*WHAT YOU NEED TO DO*. Say how many lines of the listing below contain "title", giving the number and nothing else.

*INFORMATION*.
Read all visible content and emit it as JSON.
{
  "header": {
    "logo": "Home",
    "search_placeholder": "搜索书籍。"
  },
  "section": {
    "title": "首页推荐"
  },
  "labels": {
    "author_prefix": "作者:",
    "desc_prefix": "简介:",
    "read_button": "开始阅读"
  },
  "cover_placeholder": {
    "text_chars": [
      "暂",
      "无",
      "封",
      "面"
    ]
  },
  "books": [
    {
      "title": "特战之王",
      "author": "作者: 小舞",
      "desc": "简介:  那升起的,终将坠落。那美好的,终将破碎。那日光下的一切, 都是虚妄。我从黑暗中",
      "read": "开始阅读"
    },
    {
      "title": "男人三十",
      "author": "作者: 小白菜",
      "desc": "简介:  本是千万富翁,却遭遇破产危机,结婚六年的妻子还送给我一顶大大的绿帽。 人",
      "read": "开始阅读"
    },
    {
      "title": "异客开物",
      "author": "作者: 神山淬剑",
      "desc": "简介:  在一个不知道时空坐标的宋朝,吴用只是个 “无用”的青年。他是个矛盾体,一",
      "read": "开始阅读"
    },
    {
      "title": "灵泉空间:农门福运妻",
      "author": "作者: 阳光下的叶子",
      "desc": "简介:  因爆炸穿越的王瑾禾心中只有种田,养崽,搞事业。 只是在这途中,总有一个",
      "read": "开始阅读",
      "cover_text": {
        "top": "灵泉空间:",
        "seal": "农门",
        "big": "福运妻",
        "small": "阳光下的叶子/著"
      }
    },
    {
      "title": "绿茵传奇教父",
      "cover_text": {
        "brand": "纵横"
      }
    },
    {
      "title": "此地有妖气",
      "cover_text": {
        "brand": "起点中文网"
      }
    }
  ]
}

*SOLVED PROBLEM*. 7